Work task.
I need the entries printed again word for word, without the images.

___ Supplied data ___

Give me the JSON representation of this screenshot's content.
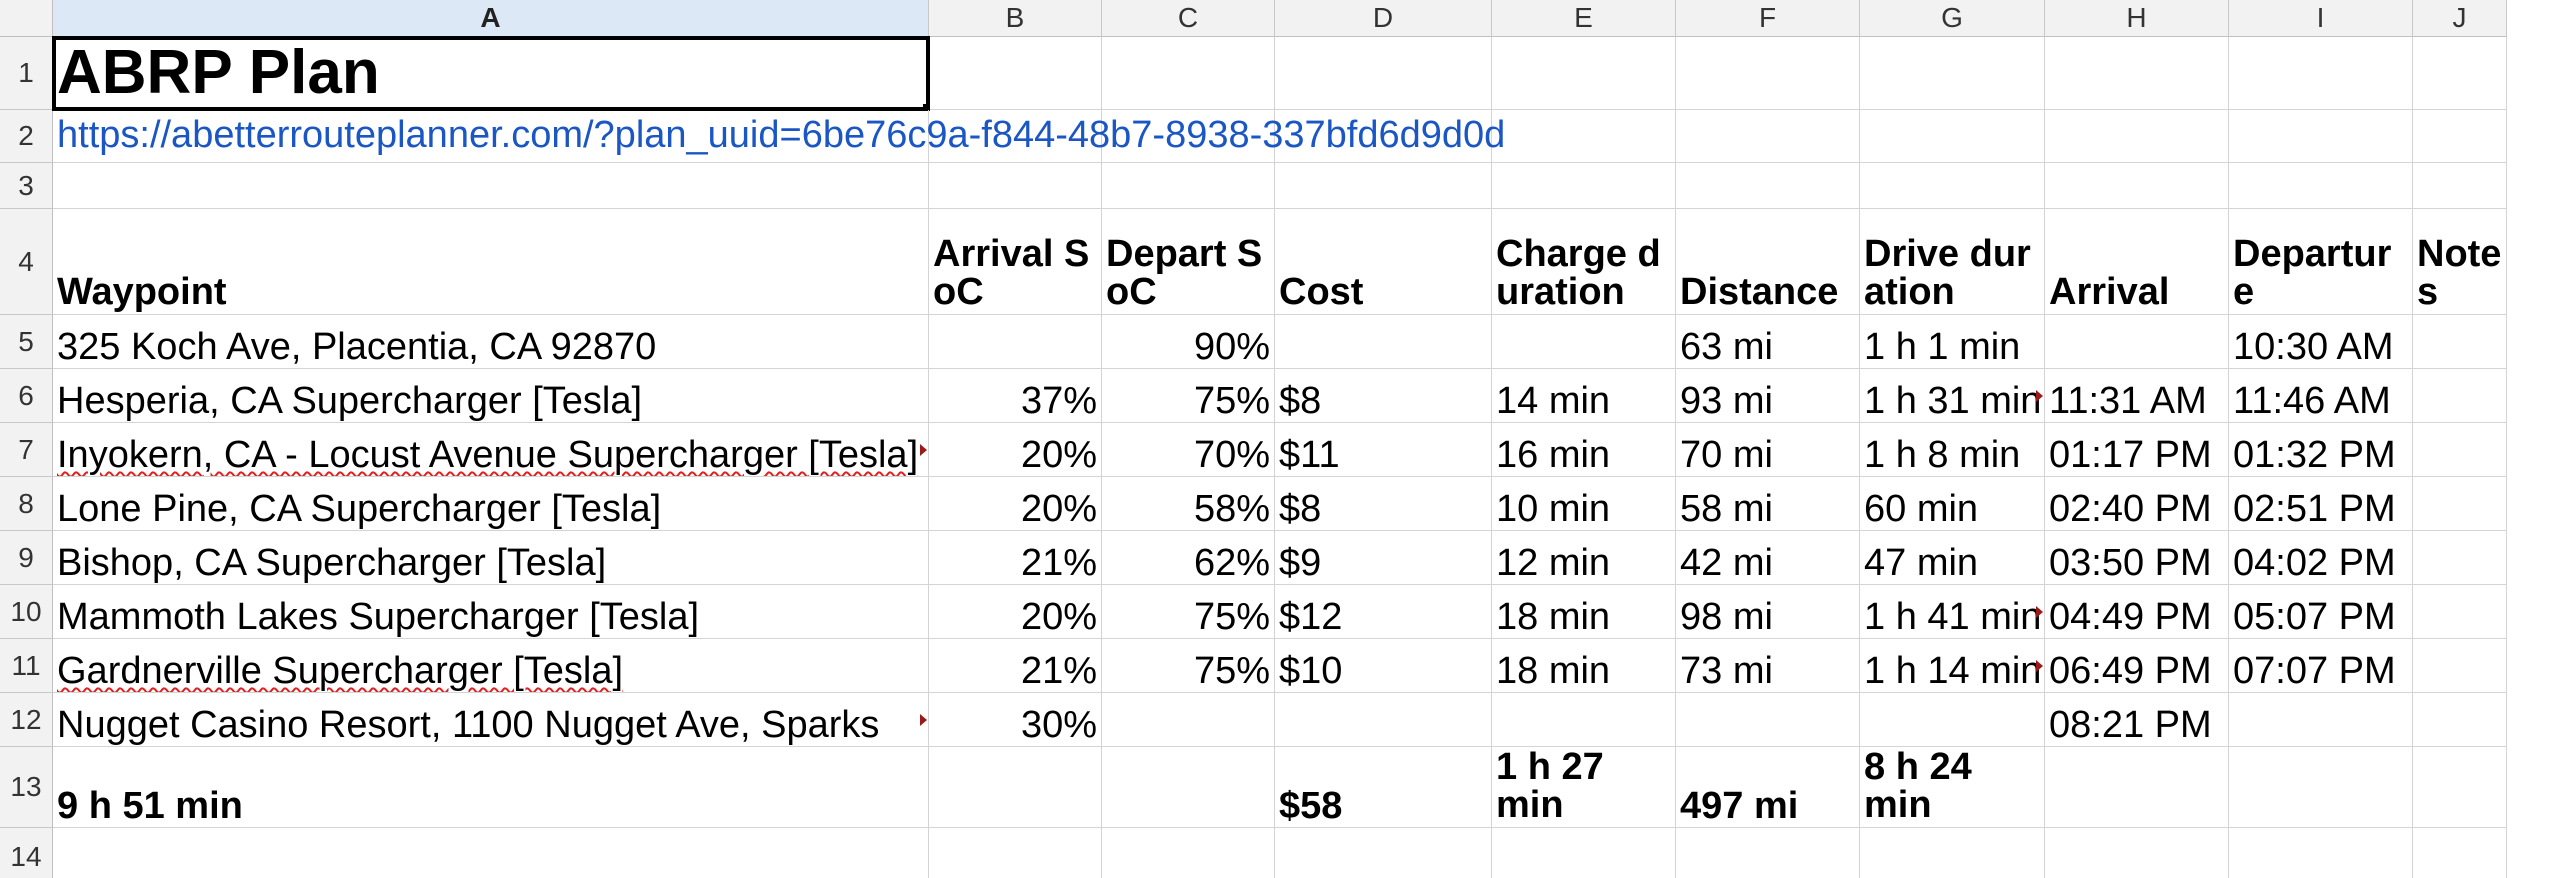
{
  "columns": [
    "A",
    "B",
    "C",
    "D",
    "E",
    "F",
    "G",
    "H",
    "I",
    "J"
  ],
  "rows": [
    "1",
    "2",
    "3",
    "4",
    "5",
    "6",
    "7",
    "8",
    "9",
    "10",
    "11",
    "12",
    "13",
    "14"
  ],
  "title": "ABRP Plan",
  "link": "https://abetterrouteplanner.com/?plan_uuid=6be76c9a-f844-48b7-8938-337bfd6d9d0d",
  "headers": {
    "waypoint": "Waypoint",
    "arrival_soc": "Arrival SoC",
    "depart_soc": "Depart SoC",
    "cost": "Cost",
    "charge_duration": "Charge duration",
    "distance": "Distance",
    "drive_duration": "Drive duration",
    "arrival": "Arrival",
    "departure": "Departure",
    "notes": "Notes"
  },
  "stops": [
    {
      "waypoint": "325 Koch Ave, Placentia, CA 92870",
      "arrival_soc": "",
      "depart_soc": "90%",
      "cost": "",
      "charge": "",
      "distance": "63 mi",
      "drive": "1 h 1 min",
      "arrival": "",
      "departure": "10:30 AM",
      "notes": ""
    },
    {
      "waypoint": "Hesperia, CA Supercharger [Tesla]",
      "arrival_soc": "37%",
      "depart_soc": "75%",
      "cost": "$8",
      "charge": "14 min",
      "distance": "93 mi",
      "drive": "1 h 31 min",
      "arrival": "11:31 AM",
      "departure": "11:46 AM",
      "notes": ""
    },
    {
      "waypoint": "Inyokern, CA - Locust Avenue Supercharger [Tesla]",
      "arrival_soc": "20%",
      "depart_soc": "70%",
      "cost": "$11",
      "charge": "16 min",
      "distance": "70 mi",
      "drive": "1 h 8 min",
      "arrival": "01:17 PM",
      "departure": "01:32 PM",
      "notes": ""
    },
    {
      "waypoint": "Lone Pine, CA Supercharger [Tesla]",
      "arrival_soc": "20%",
      "depart_soc": "58%",
      "cost": "$8",
      "charge": "10 min",
      "distance": "58 mi",
      "drive": "60 min",
      "arrival": "02:40 PM",
      "departure": "02:51 PM",
      "notes": ""
    },
    {
      "waypoint": "Bishop, CA Supercharger [Tesla]",
      "arrival_soc": "21%",
      "depart_soc": "62%",
      "cost": "$9",
      "charge": "12 min",
      "distance": "42 mi",
      "drive": "47 min",
      "arrival": "03:50 PM",
      "departure": "04:02 PM",
      "notes": ""
    },
    {
      "waypoint": "Mammoth Lakes Supercharger [Tesla]",
      "arrival_soc": "20%",
      "depart_soc": "75%",
      "cost": "$12",
      "charge": "18 min",
      "distance": "98 mi",
      "drive": "1 h 41 min",
      "arrival": "04:49 PM",
      "departure": "05:07 PM",
      "notes": ""
    },
    {
      "waypoint": "Gardnerville Supercharger [Tesla]",
      "arrival_soc": "21%",
      "depart_soc": "75%",
      "cost": "$10",
      "charge": "18 min",
      "distance": "73 mi",
      "drive": "1 h 14 min",
      "arrival": "06:49 PM",
      "departure": "07:07 PM",
      "notes": ""
    },
    {
      "waypoint": "Nugget Casino Resort, 1100 Nugget Ave, Sparks",
      "arrival_soc": "30%",
      "depart_soc": "",
      "cost": "",
      "charge": "",
      "distance": "",
      "drive": "",
      "arrival": "08:21 PM",
      "departure": "",
      "notes": ""
    }
  ],
  "totals": {
    "duration": "9 h 51 min",
    "cost": "$58",
    "charge": "1 h 27 min",
    "distance": "497 mi",
    "drive": "8 h 24 min"
  }
}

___

Response to this exercise.
Give me the JSON representation of this screenshot's content.
{
  "columns": [
    "A",
    "B",
    "C",
    "D",
    "E",
    "F",
    "G",
    "H",
    "I",
    "J"
  ],
  "rows": [
    "1",
    "2",
    "3",
    "4",
    "5",
    "6",
    "7",
    "8",
    "9",
    "10",
    "11",
    "12",
    "13",
    "14"
  ],
  "title": "ABRP Plan",
  "link": "https://abetterrouteplanner.com/?plan_uuid=6be76c9a-f844-48b7-8938-337bfd6d9d0d",
  "headers": {
    "waypoint": "Waypoint",
    "arrival_soc": "Arrival SoC",
    "depart_soc": "Depart SoC",
    "cost": "Cost",
    "charge_duration": "Charge duration",
    "distance": "Distance",
    "drive_duration": "Drive duration",
    "arrival": "Arrival",
    "departure": "Departure",
    "notes": "Notes"
  },
  "stops": [
    {
      "waypoint": "325 Koch Ave, Placentia, CA 92870",
      "arrival_soc": "",
      "depart_soc": "90%",
      "cost": "",
      "charge": "",
      "distance": "63 mi",
      "drive": "1 h 1 min",
      "arrival": "",
      "departure": "10:30 AM",
      "notes": ""
    },
    {
      "waypoint": "Hesperia, CA Supercharger [Tesla]",
      "arrival_soc": "37%",
      "depart_soc": "75%",
      "cost": "$8",
      "charge": "14 min",
      "distance": "93 mi",
      "drive": "1 h 31 min",
      "arrival": "11:31 AM",
      "departure": "11:46 AM",
      "notes": ""
    },
    {
      "waypoint": "Inyokern, CA - Locust Avenue Supercharger [Tesla]",
      "arrival_soc": "20%",
      "depart_soc": "70%",
      "cost": "$11",
      "charge": "16 min",
      "distance": "70 mi",
      "drive": "1 h 8 min",
      "arrival": "01:17 PM",
      "departure": "01:32 PM",
      "notes": ""
    },
    {
      "waypoint": "Lone Pine, CA Supercharger [Tesla]",
      "arrival_soc": "20%",
      "depart_soc": "58%",
      "cost": "$8",
      "charge": "10 min",
      "distance": "58 mi",
      "drive": "60 min",
      "arrival": "02:40 PM",
      "departure": "02:51 PM",
      "notes": ""
    },
    {
      "waypoint": "Bishop, CA Supercharger [Tesla]",
      "arrival_soc": "21%",
      "depart_soc": "62%",
      "cost": "$9",
      "charge": "12 min",
      "distance": "42 mi",
      "drive": "47 min",
      "arrival": "03:50 PM",
      "departure": "04:02 PM",
      "notes": ""
    },
    {
      "waypoint": "Mammoth Lakes Supercharger [Tesla]",
      "arrival_soc": "20%",
      "depart_soc": "75%",
      "cost": "$12",
      "charge": "18 min",
      "distance": "98 mi",
      "drive": "1 h 41 min",
      "arrival": "04:49 PM",
      "departure": "05:07 PM",
      "notes": ""
    },
    {
      "waypoint": "Gardnerville Supercharger [Tesla]",
      "arrival_soc": "21%",
      "depart_soc": "75%",
      "cost": "$10",
      "charge": "18 min",
      "distance": "73 mi",
      "drive": "1 h 14 min",
      "arrival": "06:49 PM",
      "departure": "07:07 PM",
      "notes": ""
    },
    {
      "waypoint": "Nugget Casino Resort, 1100 Nugget Ave, Sparks",
      "arrival_soc": "30%",
      "depart_soc": "",
      "cost": "",
      "charge": "",
      "distance": "",
      "drive": "",
      "arrival": "08:21 PM",
      "departure": "",
      "notes": ""
    }
  ],
  "totals": {
    "duration": "9 h 51 min",
    "cost": "$58",
    "charge": "1 h 27 min",
    "distance": "497 mi",
    "drive": "8 h 24 min"
  }
}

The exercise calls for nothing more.